The invention also discloses a method for protecting an electrical device in an electrical device outlet during installation of sheet material around the outlet using an electrical device outlet cover as described above. The outlet cover is attached to an outlet box or an opening in an outlet box drywall ring. Thereafter, sheet material, such as wallboard, drywall, cement board, or other similar materials is applied to cover the wall, (or floor or ceiling) that has the outlet therein. A sheet material will then use a tool, e.g., a router, to cut around the electrical device outlet cover to create a cutout or opening in the sheet material. The cutout or opening will be sized so that the cover can be removed therethrough without disturbing the sheet material around the outlet box or drywall ring attached thereto. In embodiments where the device cover includes a cutting guide, the user will used the cutting guide to guide the cutting tool to accurately form the cutout or opening, e.g., around an outer perimeter of the cutting guide. To aid in the removal of the outlet cover, the optional cover plate removal aperture formed through the front plate can be engaged with a tool, such as needle nose pliers.

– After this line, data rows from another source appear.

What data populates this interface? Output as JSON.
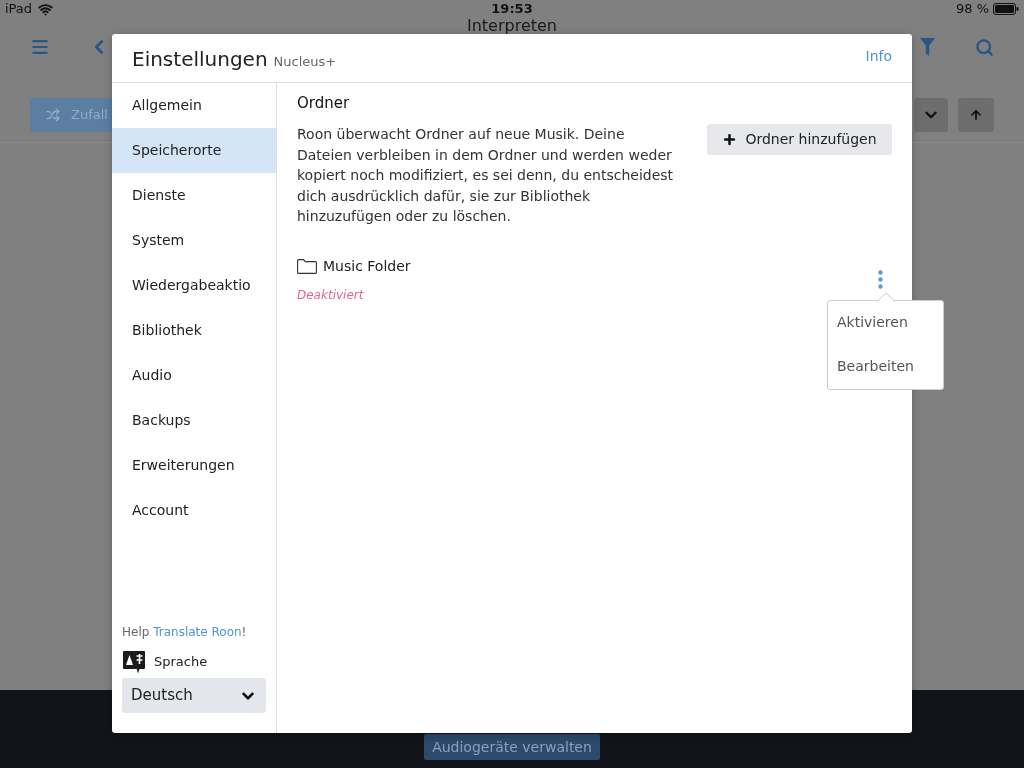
{
  "status_bar": {
    "device": "iPad",
    "time": "19:53",
    "battery": "98 %"
  },
  "app": {
    "title": "Interpreten",
    "shuffle_button": "Zufall",
    "bottom_button": "Audiogeräte verwalten"
  },
  "dialog": {
    "title": "Einstellungen",
    "subtitle": "Nucleus+",
    "info_link": "Info",
    "sidebar": {
      "items": [
        {
          "label": "Allgemein",
          "selected": false
        },
        {
          "label": "Speicherorte",
          "selected": true
        },
        {
          "label": "Dienste",
          "selected": false
        },
        {
          "label": "System",
          "selected": false
        },
        {
          "label": "Wiedergabeaktio",
          "selected": false
        },
        {
          "label": "Bibliothek",
          "selected": false
        },
        {
          "label": "Audio",
          "selected": false
        },
        {
          "label": "Backups",
          "selected": false
        },
        {
          "label": "Erweiterungen",
          "selected": false
        },
        {
          "label": "Account",
          "selected": false
        }
      ],
      "help": {
        "prefix": "Help",
        "link": "Translate Roon",
        "suffix": "!"
      },
      "language_label": "Sprache",
      "language_select": {
        "value": "Deutsch"
      }
    },
    "section": {
      "title": "Ordner",
      "description": "Roon überwacht Ordner auf neue Musik. Deine Dateien verbleiben in dem Ordner und werden weder kopiert noch modifiziert, es sei denn, du entscheidest dich ausdrücklich dafür, sie zur Bibliothek hinzuzufügen oder zu löschen.",
      "add_button": "Ordner hinzufügen",
      "folders": [
        {
          "name": "Music Folder",
          "status": "Deaktiviert",
          "enabled": false,
          "menu": {
            "expanded": true,
            "items": [
              "Aktivieren",
              "Bearbeiten"
            ]
          }
        }
      ]
    }
  }
}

The outlet cover will preferably come as part of the pre-wired outlet system having a pre-wired conduit box with wiring and fixtures located therein and with mounting means, with the outlet cover fitted over the outlet box and will not only serve to protect the wiring and outlet and/or switches, during wall sheet installation, painting, wallpapering, other wall treatments, but also during storage and transportation of the pre-wired boxes, and the like.
Although apertures 30 and 54 shown in the faces of the covers are shown as circular holes, other shapes can be utilized such as long slot shaped apertures, rectangular holes and other shapes. Furthermore, although a plurality of apertures is shown, a single aperture could also be provided. The outlet covers are preferably made from a single piece of sheet steel bent to shape, but could also be made from multiple pieces of material permanently fixed (e.g. by spot welding) together. Although the term “cut line” is used throughout this application to describe these linear openings, the cut lines need not be formed by cutting.
Although preferred embodiments of the present invention have been described, it should not be construed to limit the scope of the invention. In addition, those skilled in the art will understand that various modifications may be made to the described embodiments. Moreover, to those skilled in the various arts, the invention itself herein will suggest solutions to other tasks and adaptations for other applications. It is therefore desired that the present embodiments be considered in all respects as illustrated and not restrictive.